Steven Witzel is a partner at Fried, Frank, Harris, Shriver & Jacobson. Jessica Neiterman and Vaishali Dangat, associates of the firm, assisted in the preparation of this article.
1. Grimm, 738 F.3d 498, 499 (2d Cir. 2013).
3. Id. at 499-500.
4. Id. at 500.
5. Id. In effect, municipal issuers are not permitted to make a profit off their municipal investors by borrowing money and then investing it for a higher rate of return than the initial loan. Thus, municipal issuers are incentivized only to seek an interest rate high enough to cover the interest rate owed on the municipal bonds. If the actual market interest rate is higher than the municipal bond rate, then a market imbalance occurs. The financial institution providing the GIC at the lower municipal bond rate could then invest that money at the higher market interest rate thereby making a profit.
12. Id. at 500-01. Two of the defendants were also charged with a substantive wire fraud scheme, but that charge was dismissed because the government did not allege any activity after the five-year statute of limitations period.
13. Id. at 501-03.

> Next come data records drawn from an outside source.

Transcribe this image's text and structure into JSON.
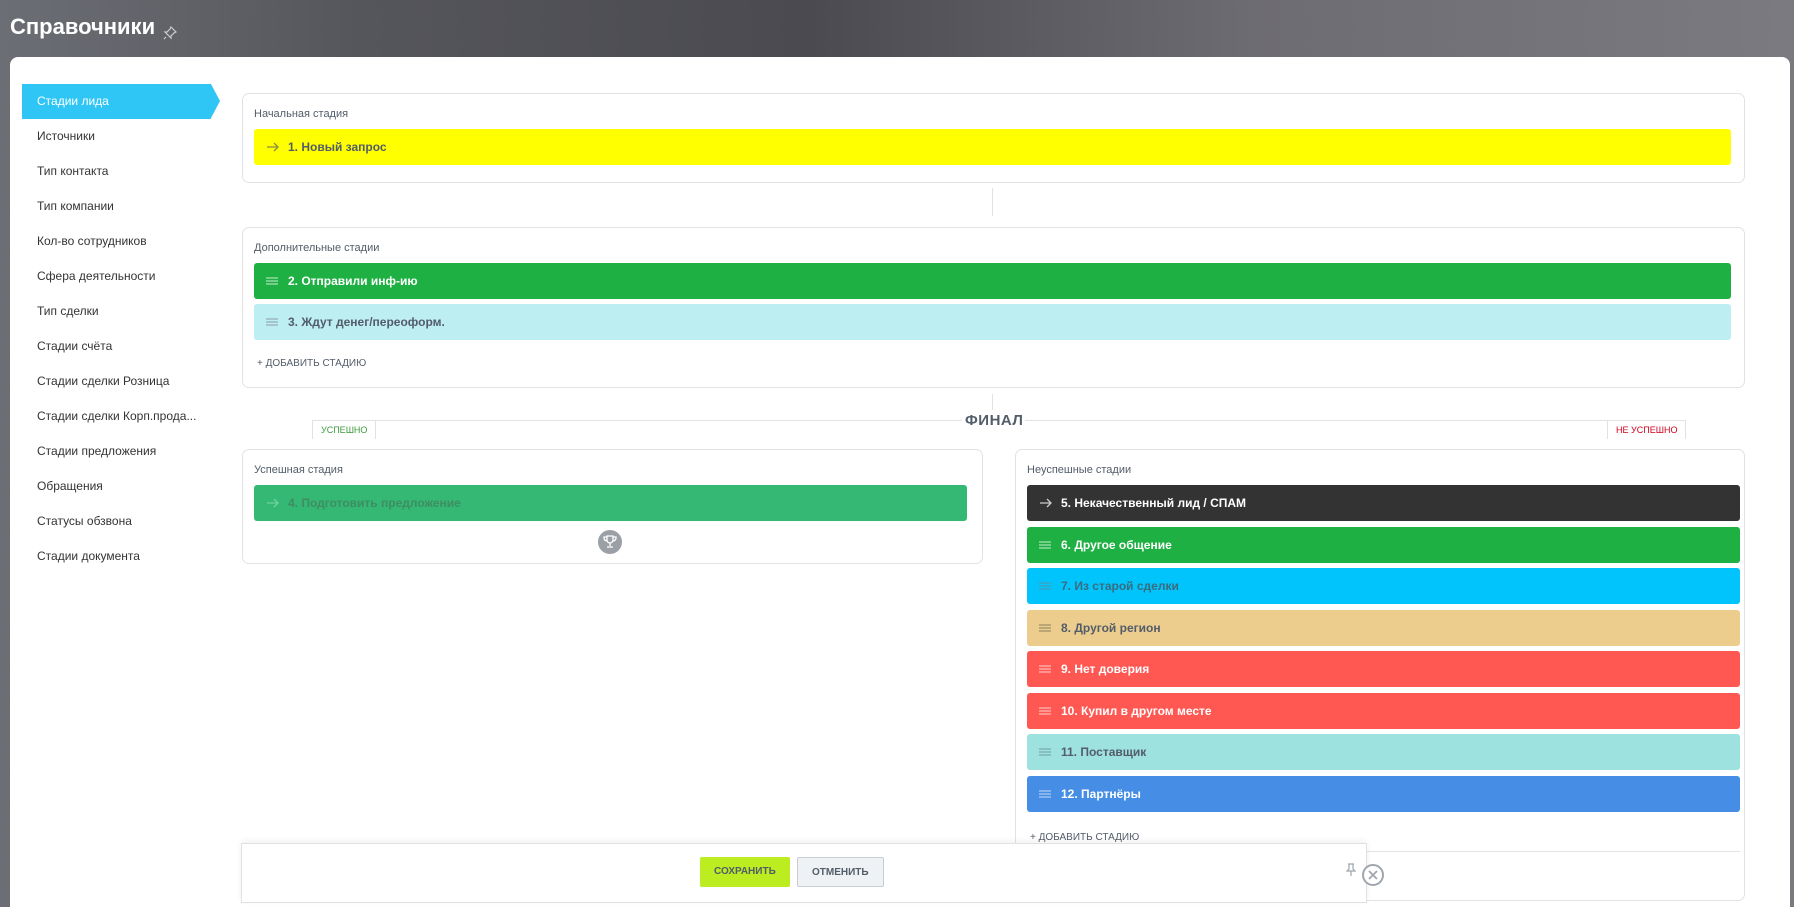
{
  "header": {
    "title": "Справочники"
  },
  "sidebar": {
    "items": [
      {
        "label": "Стадии лида"
      },
      {
        "label": "Источники"
      },
      {
        "label": "Тип контакта"
      },
      {
        "label": "Тип компании"
      },
      {
        "label": "Кол-во сотрудников"
      },
      {
        "label": "Сфера деятельности"
      },
      {
        "label": "Тип сделки"
      },
      {
        "label": "Стадии счёта"
      },
      {
        "label": "Стадии сделки Розница"
      },
      {
        "label": "Стадии сделки Корп.прода..."
      },
      {
        "label": "Стадии предложения"
      },
      {
        "label": "Обращения"
      },
      {
        "label": "Статусы обзвона"
      },
      {
        "label": "Стадии документа"
      }
    ]
  },
  "initial": {
    "title": "Начальная стадия",
    "stage": {
      "label": "1. Новый запрос",
      "color": "#ffff00",
      "icon": "arrow-right-icon"
    }
  },
  "additional": {
    "title": "Дополнительные стадии",
    "stages": [
      {
        "label": "2. Отправили инф-ию",
        "color": "#1eb042",
        "icon": "drag-handle-icon"
      },
      {
        "label": "3. Ждут денег/переоформ.",
        "color": "#bdeef2",
        "icon": "drag-handle-icon"
      }
    ],
    "add_label": "+ ДОБАВИТЬ СТАДИЮ"
  },
  "final": {
    "title": "ФИНАЛ",
    "success_tag": "УСПЕШНО",
    "fail_tag": "НЕ УСПЕШНО"
  },
  "success": {
    "title": "Успешная стадия",
    "stage": {
      "label": "4. Подготовить предложение",
      "color": "#35b874",
      "icon": "arrow-right-icon"
    }
  },
  "failure": {
    "title": "Неуспешные стадии",
    "stages": [
      {
        "label": "5. Некачественный лид / СПАМ",
        "color": "#333333",
        "icon": "arrow-right-icon"
      },
      {
        "label": "6. Другое общение",
        "color": "#1eb042",
        "icon": "drag-handle-icon"
      },
      {
        "label": "7. Из старой сделки",
        "color": "#00c4fb",
        "icon": "drag-handle-icon"
      },
      {
        "label": "8. Другой регион",
        "color": "#eccd8e",
        "icon": "drag-handle-icon"
      },
      {
        "label": "9. Нет доверия",
        "color": "#ff5752",
        "icon": "drag-handle-icon"
      },
      {
        "label": "10. Купил в другом месте",
        "color": "#ff5752",
        "icon": "drag-handle-icon"
      },
      {
        "label": "11. Поставщик",
        "color": "#9de2de",
        "icon": "drag-handle-icon"
      },
      {
        "label": "12. Партнёры",
        "color": "#468ee5",
        "icon": "drag-handle-icon"
      }
    ],
    "add_label": "+ ДОБАВИТЬ СТАДИЮ"
  },
  "footer": {
    "save_label": "СОХРАНИТЬ",
    "cancel_label": "ОТМЕНИТЬ"
  }
}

14. Id. at 502 (citing Salmonese, 352 F.3d at 616). A warrant entitles its holder to purchase securities at a specific price within a certain time frame. In Salmonese, an initial public offering plan called for individual shares of common stock to be sold along with an offer for two warrants per share. Each warrant entitled its holder to buy an additional share of the common stock at the offering price for a period of about four years. Thus, an investor taking advantage of the warrant offer would additionally profit if the shares later rose in value. The defendants were alleged to have secretly “stripped” one warrant from each stock unit, keeping most of them for themselves and using the remainder to bribe others.
15. Id. at 502 (citing Salmonese, 352 F.3d at 615).

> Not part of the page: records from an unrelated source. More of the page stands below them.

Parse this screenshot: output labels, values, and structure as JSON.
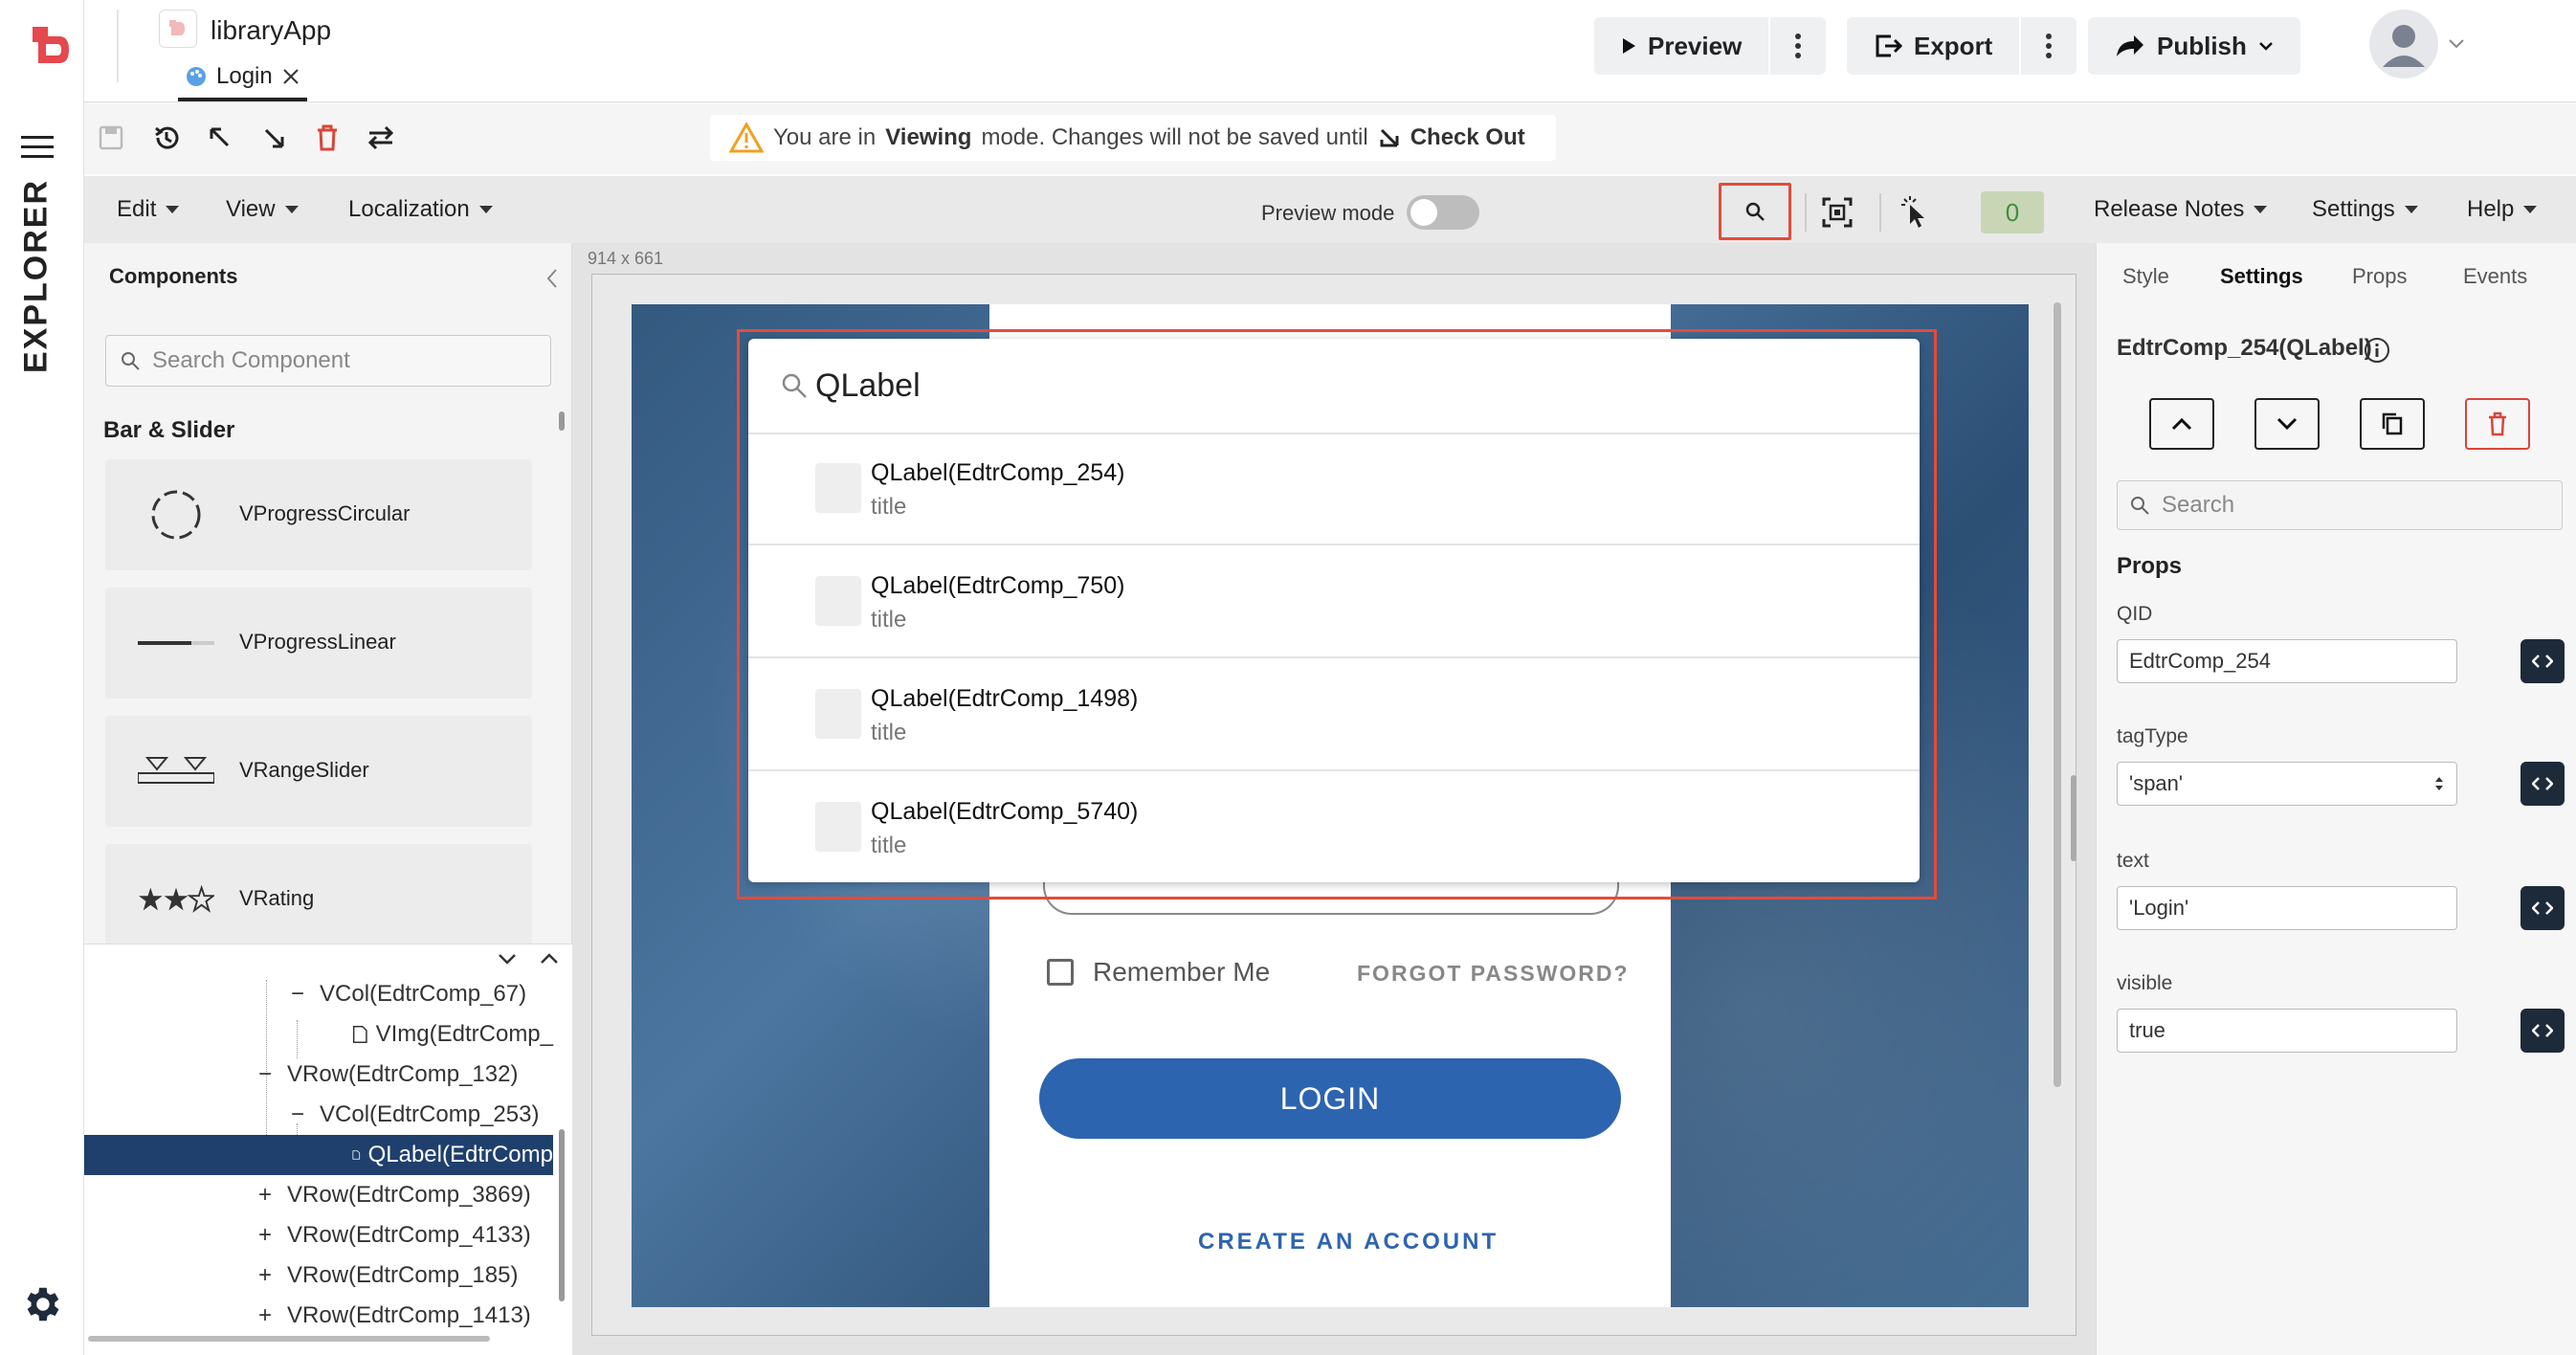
{
  "header": {
    "app_title": "libraryApp",
    "file_tab": "Login",
    "preview_label": "Preview",
    "export_label": "Export",
    "publish_label": "Publish"
  },
  "rail": {
    "explorer_label": "EXPLORER"
  },
  "notice": {
    "prefix": "You are in",
    "mode": "Viewing",
    "suffix": "mode. Changes will not be saved until",
    "action": "Check Out"
  },
  "menubar": {
    "edit": "Edit",
    "view": "View",
    "localization": "Localization",
    "preview_mode": "Preview mode",
    "badge_count": "0",
    "release_notes": "Release Notes",
    "settings": "Settings",
    "help": "Help"
  },
  "components_panel": {
    "title": "Components",
    "search_placeholder": "Search Component",
    "section": "Bar & Slider",
    "items": [
      {
        "label": "VProgressCircular",
        "icon": "progress-circular-icon"
      },
      {
        "label": "VProgressLinear",
        "icon": "progress-linear-icon"
      },
      {
        "label": "VRangeSlider",
        "icon": "range-slider-icon"
      },
      {
        "label": "VRating",
        "icon": "rating-stars-icon"
      }
    ]
  },
  "tree": [
    {
      "prefix": "−",
      "label": "VCol(EdtrComp_67)"
    },
    {
      "prefix": "",
      "label": "VImg(EdtrComp_"
    },
    {
      "prefix": "−",
      "label": "VRow(EdtrComp_132)"
    },
    {
      "prefix": "−",
      "label": "VCol(EdtrComp_253)"
    },
    {
      "prefix": "",
      "label": "QLabel(EdtrComp"
    },
    {
      "prefix": "+",
      "label": "VRow(EdtrComp_3869)"
    },
    {
      "prefix": "+",
      "label": "VRow(EdtrComp_4133)"
    },
    {
      "prefix": "+",
      "label": "VRow(EdtrComp_185)"
    },
    {
      "prefix": "+",
      "label": "VRow(EdtrComp_1413)"
    }
  ],
  "canvas": {
    "dimensions": "914 x 661",
    "remember_me": "Remember Me",
    "forgot_password": "FORGOT PASSWORD?",
    "login_button": "LOGIN",
    "create_account": "CREATE AN ACCOUNT"
  },
  "search_overlay": {
    "query": "QLabel",
    "results": [
      {
        "title": "QLabel(EdtrComp_254)",
        "subtitle": "title"
      },
      {
        "title": "QLabel(EdtrComp_750)",
        "subtitle": "title"
      },
      {
        "title": "QLabel(EdtrComp_1498)",
        "subtitle": "title"
      },
      {
        "title": "QLabel(EdtrComp_5740)",
        "subtitle": "title"
      }
    ]
  },
  "right_panel": {
    "tabs": [
      "Style",
      "Settings",
      "Props",
      "Events"
    ],
    "active_tab": "Settings",
    "component_name": "EdtrComp_254(QLabel)",
    "search_placeholder": "Search",
    "props_heading": "Props",
    "props": [
      {
        "label": "QID",
        "value": "EdtrComp_254"
      },
      {
        "label": "tagType",
        "value": "'span'"
      },
      {
        "label": "text",
        "value": "'Login'"
      },
      {
        "label": "visible",
        "value": "true"
      }
    ]
  },
  "colors": {
    "highlight_outline": "#e44b3a",
    "selected_row": "#1f3f6d",
    "login_button": "#2d64b0",
    "delete_red": "#d9453a"
  }
}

16. Id. at 502-03; Salmonese, 352 F.3d at 616.
17. Grimm, 738 F.3d at 502; Doherty, 867 F.2d at 56.
18. Grimm, 738 F.3d at 502; Doherty, 867 F.2d at 61-62.
19. Grimm, 738 F.3d at 502; Salmonese, 352 F.3d at 616 (citing Doherty, 867 F.2d at 61 (emphasis in original)).
20. Grimm, 738 F.3d at 503.
26. Id. at 504.
27. Id. at 504-05 (citations omitted).
28. Id. at 507.
29. Id. at 509.
31. See Archive of the U.S. Department of Justice’s Municipal Bonds Investigation, http://www.justice.gov/atr/public/division-update/2014/muni-bonds.html (last visited April 18, 2014). This Department of Justice website details the press releases and case filings as part of its municipal bonds investigation.
32. Petition of the United States of America for Panel Rehearing and Rehearing En Banc, United States v. Grimm, No. 12-4310(L) (2d Cir. Jan. 22, 2014).
33. Id. at 9.
36. Id. at 10.
37. Id. at 12.